3D laser scanning is progressively evolving into standardized ways within the industry to systematically capture key metrics due to the laser’s precision and speed – the turnaround time is optimized with heightened accuracy. The return on laser integration is nearly immediate, especially when you consider the massive amounts of data that can be accessed using this technique.
But the question still remains. How exactly do these things work? And how scientifically complicated does the process actually get?
How 3D laser scanning works
Detailed documentation is acquired through the non-invasive projections of the laser. As we outlined on our site, “a 3D laser scanner emits a narrow, eye-safe laser beam that sweeps across a target area, such as a bridge, roadway or building, gathering millions of closely spaced measurements (points with a unique X, Y, and Z, value) in a matter of minutes. These scanned measurements are collected and grouped into a comprehensive point cloud database that can be easily manipulated on a standard desktop or laptop computer.” (For more applicable information regarding 3D laser scanning, click this link)
Once this data has been captured, it can be rotated and intricately analyzed just like the more traditional 3D CAD system models. The early implementation and utilization of laser scanning during the initial project phase conveniently allows for granular projections, predicators, strategic planning, and analytical measurements to be accurately and effectively acquired beforehand, thus mitigating project related risks
Our expansive 3D Laser Scan team at McNeil Engineering is comprised of both technical and specialized experts fully capable of navigating through industry related nuances and structuring the process in personalized detail for the particular need of the individual client – on a per project basis.
The use of these HD (high definition) lasers provide various service offerings that include, record surveys, 2D isometric drawings and 3D CAD models, all used to make project implementation more accurate and efficient on your behalf.
Let’s dive a bit deeper, shall we?
3D laser scanners secure data by combining the use of two particular pieces of information being projected and receptive at the same time. Simply put, we are talking about a laser in conjunction with a rotating camera, and a mirror needed for navigating the laser beam.
Next, the software paired with this procedure takes into account the distance between the camera and point of the laser to begin building the geometrical 3D model for analysis. Procedurally speaking, this means that the software must accurately detect where the line of the laser fell based on the captured images. In theory this is relatively simple – in reality, the software needs to be adaptive and sophisticated.
You may see some lasers utilize a repetitive flash, or an on / off trace. This gives the scanner viable reference between the laser light and other light that could affect the accuracy of the model.
Did you know that single scans are typically insufficient as far as providing the data needed to build a comprehensive and accurate model? Multiple scans are needed and then comparatively evaluated to produce the most precise metrics possible for the best outcome.
Other types of 3D scanning
For referencing and resourceful purposes, the list below encompasses a few of the various types of 3D laser scanning available today:

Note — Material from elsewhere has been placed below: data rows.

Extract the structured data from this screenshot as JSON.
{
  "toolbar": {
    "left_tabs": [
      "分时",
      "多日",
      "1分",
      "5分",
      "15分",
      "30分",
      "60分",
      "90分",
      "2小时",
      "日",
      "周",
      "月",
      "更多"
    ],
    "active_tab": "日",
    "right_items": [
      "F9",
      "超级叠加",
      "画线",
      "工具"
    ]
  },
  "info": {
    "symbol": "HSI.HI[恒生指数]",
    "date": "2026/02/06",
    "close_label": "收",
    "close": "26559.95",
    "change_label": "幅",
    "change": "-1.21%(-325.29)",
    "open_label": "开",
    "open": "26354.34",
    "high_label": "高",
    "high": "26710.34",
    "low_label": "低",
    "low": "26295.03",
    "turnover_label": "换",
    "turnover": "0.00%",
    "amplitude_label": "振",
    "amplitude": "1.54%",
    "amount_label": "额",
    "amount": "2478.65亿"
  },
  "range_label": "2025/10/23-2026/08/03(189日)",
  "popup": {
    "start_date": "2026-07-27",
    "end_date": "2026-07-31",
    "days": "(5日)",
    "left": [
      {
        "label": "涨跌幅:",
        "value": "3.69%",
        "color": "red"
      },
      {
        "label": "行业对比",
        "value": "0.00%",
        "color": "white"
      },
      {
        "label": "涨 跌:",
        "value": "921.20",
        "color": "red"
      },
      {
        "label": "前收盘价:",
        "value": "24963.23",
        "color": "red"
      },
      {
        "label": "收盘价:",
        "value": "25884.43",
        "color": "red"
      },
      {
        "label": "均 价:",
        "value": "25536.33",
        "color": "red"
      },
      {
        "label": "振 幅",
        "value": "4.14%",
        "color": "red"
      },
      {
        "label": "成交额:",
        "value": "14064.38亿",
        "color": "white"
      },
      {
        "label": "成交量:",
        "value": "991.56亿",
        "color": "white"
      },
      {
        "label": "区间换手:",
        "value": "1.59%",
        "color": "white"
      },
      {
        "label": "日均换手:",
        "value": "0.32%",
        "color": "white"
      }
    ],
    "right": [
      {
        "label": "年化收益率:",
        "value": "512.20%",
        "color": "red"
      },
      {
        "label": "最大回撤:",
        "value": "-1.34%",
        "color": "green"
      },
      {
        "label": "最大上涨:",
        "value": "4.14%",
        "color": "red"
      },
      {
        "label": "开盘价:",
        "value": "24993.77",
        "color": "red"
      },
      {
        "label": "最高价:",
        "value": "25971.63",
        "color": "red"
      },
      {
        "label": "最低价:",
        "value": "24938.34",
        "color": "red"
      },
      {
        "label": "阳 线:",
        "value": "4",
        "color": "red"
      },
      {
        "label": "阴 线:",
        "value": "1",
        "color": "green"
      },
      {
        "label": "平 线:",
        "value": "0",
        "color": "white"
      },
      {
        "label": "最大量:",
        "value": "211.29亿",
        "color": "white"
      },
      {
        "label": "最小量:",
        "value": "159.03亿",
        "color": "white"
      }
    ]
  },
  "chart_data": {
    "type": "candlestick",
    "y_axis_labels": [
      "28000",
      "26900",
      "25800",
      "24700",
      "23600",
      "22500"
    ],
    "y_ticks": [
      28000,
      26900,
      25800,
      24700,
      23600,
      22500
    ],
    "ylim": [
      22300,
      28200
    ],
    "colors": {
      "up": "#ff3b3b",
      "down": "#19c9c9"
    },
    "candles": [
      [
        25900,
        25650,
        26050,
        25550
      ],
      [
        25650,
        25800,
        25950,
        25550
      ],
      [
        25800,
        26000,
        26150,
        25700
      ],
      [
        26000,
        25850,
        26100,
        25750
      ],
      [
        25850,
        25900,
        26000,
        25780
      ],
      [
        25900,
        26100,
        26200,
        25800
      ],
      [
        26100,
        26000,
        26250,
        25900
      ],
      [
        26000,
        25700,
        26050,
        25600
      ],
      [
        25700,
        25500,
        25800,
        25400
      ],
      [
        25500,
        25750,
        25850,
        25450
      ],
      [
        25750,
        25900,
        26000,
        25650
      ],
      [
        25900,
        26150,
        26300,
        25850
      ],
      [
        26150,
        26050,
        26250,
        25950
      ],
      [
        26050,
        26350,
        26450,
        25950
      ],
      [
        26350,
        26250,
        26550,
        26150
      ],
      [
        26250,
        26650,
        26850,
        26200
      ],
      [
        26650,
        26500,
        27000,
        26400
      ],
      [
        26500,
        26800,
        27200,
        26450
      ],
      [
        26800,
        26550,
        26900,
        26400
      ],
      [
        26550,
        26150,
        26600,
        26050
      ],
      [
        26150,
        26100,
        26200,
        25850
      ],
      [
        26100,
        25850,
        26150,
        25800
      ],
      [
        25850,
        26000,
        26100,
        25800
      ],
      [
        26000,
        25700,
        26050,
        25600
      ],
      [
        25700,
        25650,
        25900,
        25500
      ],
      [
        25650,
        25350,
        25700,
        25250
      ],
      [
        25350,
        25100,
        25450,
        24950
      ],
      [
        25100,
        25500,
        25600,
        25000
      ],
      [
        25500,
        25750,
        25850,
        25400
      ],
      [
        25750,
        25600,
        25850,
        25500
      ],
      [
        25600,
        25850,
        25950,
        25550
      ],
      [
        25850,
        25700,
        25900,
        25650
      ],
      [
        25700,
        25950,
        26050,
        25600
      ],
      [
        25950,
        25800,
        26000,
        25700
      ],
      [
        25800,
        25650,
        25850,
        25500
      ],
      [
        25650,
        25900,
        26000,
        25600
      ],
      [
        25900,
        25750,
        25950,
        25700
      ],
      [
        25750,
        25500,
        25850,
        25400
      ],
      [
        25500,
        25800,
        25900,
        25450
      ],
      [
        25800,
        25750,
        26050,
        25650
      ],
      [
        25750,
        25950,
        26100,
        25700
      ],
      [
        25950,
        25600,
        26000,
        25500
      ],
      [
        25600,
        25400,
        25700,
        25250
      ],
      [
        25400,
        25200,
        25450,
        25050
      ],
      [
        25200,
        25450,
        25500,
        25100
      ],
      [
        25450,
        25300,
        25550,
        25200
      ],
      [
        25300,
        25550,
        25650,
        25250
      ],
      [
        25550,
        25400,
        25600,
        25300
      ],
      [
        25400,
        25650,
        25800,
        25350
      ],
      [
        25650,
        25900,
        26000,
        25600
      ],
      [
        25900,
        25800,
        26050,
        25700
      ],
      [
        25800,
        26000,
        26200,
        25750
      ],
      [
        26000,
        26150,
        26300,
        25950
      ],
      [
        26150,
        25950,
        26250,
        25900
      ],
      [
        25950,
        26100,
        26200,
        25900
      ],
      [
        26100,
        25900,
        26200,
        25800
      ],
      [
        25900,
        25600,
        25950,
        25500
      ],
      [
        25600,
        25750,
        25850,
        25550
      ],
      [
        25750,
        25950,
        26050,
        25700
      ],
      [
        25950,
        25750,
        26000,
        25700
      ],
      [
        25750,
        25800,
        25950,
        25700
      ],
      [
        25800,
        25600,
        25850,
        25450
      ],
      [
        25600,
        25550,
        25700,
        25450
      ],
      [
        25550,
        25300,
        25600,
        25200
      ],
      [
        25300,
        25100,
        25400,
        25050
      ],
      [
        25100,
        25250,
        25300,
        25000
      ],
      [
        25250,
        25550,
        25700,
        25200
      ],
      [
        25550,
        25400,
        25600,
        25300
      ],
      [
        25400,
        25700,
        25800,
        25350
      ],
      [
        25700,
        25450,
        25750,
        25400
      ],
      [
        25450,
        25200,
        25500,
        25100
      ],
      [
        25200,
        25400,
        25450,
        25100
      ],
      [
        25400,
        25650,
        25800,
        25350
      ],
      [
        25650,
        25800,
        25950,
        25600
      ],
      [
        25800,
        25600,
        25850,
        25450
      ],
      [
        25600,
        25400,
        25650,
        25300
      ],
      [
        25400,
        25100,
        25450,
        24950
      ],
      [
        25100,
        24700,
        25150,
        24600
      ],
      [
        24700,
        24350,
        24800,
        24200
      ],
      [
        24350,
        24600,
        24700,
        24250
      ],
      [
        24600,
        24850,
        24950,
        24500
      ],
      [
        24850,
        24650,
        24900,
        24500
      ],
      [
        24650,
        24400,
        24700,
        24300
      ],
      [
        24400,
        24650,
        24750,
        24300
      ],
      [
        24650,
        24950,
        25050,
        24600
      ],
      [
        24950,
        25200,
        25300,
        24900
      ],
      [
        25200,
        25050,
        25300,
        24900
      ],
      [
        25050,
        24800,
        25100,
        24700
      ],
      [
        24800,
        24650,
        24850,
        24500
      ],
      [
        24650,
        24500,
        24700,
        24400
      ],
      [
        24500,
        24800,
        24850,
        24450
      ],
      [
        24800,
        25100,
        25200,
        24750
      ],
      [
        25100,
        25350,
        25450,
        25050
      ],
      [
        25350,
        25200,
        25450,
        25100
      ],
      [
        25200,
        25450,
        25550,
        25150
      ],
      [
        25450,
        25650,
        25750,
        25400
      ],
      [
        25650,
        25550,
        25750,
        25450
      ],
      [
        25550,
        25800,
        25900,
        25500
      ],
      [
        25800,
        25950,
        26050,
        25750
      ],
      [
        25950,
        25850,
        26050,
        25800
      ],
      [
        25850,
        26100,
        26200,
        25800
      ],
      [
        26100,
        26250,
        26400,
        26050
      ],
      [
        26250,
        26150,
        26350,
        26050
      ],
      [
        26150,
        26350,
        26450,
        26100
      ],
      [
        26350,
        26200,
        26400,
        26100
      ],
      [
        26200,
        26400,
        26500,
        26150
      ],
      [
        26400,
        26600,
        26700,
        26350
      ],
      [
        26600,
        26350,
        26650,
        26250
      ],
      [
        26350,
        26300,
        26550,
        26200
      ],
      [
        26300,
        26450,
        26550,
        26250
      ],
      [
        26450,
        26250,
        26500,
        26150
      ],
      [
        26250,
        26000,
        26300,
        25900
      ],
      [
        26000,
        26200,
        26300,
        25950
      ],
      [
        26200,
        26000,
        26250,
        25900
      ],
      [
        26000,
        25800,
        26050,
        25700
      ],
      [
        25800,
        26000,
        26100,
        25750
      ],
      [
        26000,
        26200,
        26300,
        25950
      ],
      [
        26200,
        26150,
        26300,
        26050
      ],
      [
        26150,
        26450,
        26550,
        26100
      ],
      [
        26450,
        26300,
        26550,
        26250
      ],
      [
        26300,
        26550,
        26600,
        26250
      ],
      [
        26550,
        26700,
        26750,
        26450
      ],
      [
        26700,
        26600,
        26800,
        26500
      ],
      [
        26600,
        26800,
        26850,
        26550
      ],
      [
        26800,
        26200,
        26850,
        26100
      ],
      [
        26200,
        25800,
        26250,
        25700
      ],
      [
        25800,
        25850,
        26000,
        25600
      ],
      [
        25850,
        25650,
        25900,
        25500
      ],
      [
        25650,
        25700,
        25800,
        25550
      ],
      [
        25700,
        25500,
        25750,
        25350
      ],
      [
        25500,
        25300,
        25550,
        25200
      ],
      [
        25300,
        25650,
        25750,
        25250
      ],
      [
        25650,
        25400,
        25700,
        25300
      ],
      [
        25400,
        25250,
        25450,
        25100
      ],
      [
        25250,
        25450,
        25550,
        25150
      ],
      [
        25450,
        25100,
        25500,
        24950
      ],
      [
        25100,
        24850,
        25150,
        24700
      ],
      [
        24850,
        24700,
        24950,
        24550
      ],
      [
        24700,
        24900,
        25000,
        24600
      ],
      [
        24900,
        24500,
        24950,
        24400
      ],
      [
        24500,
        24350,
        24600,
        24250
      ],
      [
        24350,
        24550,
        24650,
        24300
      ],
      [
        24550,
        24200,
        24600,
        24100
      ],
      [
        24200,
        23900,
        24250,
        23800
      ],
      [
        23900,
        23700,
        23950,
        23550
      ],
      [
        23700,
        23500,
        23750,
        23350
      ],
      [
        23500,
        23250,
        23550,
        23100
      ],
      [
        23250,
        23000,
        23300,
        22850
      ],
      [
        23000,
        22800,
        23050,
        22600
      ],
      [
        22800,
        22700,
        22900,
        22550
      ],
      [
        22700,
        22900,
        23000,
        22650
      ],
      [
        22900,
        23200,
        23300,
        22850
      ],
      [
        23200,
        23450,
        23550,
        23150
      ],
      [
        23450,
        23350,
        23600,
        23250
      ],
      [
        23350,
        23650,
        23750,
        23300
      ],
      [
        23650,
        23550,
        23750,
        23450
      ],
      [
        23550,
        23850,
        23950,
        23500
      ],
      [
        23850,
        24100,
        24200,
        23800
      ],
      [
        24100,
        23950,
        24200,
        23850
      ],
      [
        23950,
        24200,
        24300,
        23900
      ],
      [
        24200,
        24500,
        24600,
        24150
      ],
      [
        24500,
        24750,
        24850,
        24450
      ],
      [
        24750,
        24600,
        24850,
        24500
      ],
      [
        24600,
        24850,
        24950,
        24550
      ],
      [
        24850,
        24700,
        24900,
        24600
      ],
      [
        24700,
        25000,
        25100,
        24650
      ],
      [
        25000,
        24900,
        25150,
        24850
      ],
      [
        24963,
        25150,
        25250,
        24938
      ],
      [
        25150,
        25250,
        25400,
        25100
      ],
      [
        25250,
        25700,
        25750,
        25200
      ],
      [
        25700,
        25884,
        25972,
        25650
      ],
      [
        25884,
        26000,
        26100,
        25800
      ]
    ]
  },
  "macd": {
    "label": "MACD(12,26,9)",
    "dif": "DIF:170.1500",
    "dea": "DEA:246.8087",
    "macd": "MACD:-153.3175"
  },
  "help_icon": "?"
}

- The 3D Laser Scanner (this is the type we are predominantly referencing within this article today)
- Stereo Vision and Photogrammetry Scanning
- Structured Light Scanning
- Time of Flight Scanning ( d = c * t / 2 )
- Triangulation Scanning (the camera and laser form the baseline of the triangle, the laser and object for scanning form the right angle, and the camera and the object form the long side of the triangle)
- Point Clouds and Registration Scanning
The use of these specific methods listed here are based on each project’s specific needs, projected uses and technology readily available.
We get it, lasers and the technology required to ascertain specific model metrics can be a daunting task to attempt to absorb, but we hope this article gives you some basic takeaways and allowed you to understand the basic flow of how 3D laser scanning works.
If you are still unsure, don’t worry, this is where we come in. If you have any questions at all regarding an upcoming project you may have, or would like more information on sifting through the complexities of 3D laser scanning, reach out to us today. We would love to chat with you!